§ **Exercise**
Would you set down every entry shown below, precisely as written?

§ **Supplied entries**

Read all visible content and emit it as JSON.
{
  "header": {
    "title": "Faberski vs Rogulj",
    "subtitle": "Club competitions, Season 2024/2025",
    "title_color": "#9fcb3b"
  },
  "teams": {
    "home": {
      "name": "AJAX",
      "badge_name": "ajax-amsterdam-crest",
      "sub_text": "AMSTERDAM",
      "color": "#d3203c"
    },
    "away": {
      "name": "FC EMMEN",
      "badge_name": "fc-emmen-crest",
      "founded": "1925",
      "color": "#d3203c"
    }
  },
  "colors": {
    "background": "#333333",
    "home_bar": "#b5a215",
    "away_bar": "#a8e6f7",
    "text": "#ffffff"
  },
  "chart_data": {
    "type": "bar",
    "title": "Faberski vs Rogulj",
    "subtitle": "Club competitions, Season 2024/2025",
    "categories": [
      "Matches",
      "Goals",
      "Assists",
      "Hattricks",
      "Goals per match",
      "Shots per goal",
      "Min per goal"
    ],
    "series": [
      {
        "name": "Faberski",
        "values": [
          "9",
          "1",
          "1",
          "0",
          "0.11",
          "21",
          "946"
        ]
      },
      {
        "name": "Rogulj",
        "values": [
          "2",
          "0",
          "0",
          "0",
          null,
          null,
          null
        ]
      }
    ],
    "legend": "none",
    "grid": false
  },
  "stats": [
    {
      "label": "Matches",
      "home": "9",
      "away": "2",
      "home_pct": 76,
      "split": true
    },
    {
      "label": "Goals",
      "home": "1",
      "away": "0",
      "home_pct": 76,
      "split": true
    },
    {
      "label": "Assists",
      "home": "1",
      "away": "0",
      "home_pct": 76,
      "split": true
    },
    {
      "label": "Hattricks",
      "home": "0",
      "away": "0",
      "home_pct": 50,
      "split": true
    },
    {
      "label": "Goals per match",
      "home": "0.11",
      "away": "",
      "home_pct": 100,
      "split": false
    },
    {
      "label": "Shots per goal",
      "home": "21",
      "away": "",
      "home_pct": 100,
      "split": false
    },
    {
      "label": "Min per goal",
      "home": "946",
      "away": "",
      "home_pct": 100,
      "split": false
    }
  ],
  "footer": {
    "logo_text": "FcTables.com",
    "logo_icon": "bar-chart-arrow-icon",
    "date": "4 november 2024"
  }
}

§ **Result below**
Read all visible content and emit it as JSON.
{
  "header": {
    "title": "Faberski vs Rogulj",
    "subtitle": "Club competitions, Season 2024/2025",
    "title_color": "#9fcb3b"
  },
  "teams": {
    "home": {
      "name": "AJAX",
      "badge_name": "ajax-amsterdam-crest",
      "sub_text": "AMSTERDAM",
      "color": "#d3203c"
    },
    "away": {
      "name": "FC EMMEN",
      "badge_name": "fc-emmen-crest",
      "founded": "1925",
      "color": "#d3203c"
    }
  },
  "colors": {
    "background": "#333333",
    "home_bar": "#b5a215",
    "away_bar": "#a8e6f7",
    "text": "#ffffff"
  },
  "chart_data": {
    "type": "bar",
    "title": "Faberski vs Rogulj",
    "subtitle": "Club competitions, Season 2024/2025",
    "categories": [
      "Matches",
      "Goals",
      "Assists",
      "Hattricks",
      "Goals per match",
      "Shots per goal",
      "Min per goal"
    ],
    "series": [
      {
        "name": "Faberski",
        "values": [
          "9",
          "1",
          "1",
          "0",
          "0.11",
          "21",
          "946"
        ]
      },
      {
        "name": "Rogulj",
        "values": [
          "2",
          "0",
          "0",
          "0",
          null,
          null,
          null
        ]
      }
    ],
    "legend": "none",
    "grid": false
  },
  "stats": [
    {
      "label": "Matches",
      "home": "9",
      "away": "2",
      "home_pct": 76,
      "split": true
    },
    {
      "label": "Goals",
      "home": "1",
      "away": "0",
      "home_pct": 76,
      "split": true
    },
    {
      "label": "Assists",
      "home": "1",
      "away": "0",
      "home_pct": 76,
      "split": true
    },
    {
      "label": "Hattricks",
      "home": "0",
      "away": "0",
      "home_pct": 50,
      "split": true
    },
    {
      "label": "Goals per match",
      "home": "0.11",
      "away": "",
      "home_pct": 100,
      "split": false
    },
    {
      "label": "Shots per goal",
      "home": "21",
      "away": "",
      "home_pct": 100,
      "split": false
    },
    {
      "label": "Min per goal",
      "home": "946",
      "away": "",
      "home_pct": 100,
      "split": false
    }
  ],
  "footer": {
    "logo_text": "FcTables.com",
    "logo_icon": "bar-chart-arrow-icon",
    "date": "4 november 2024"
  }
}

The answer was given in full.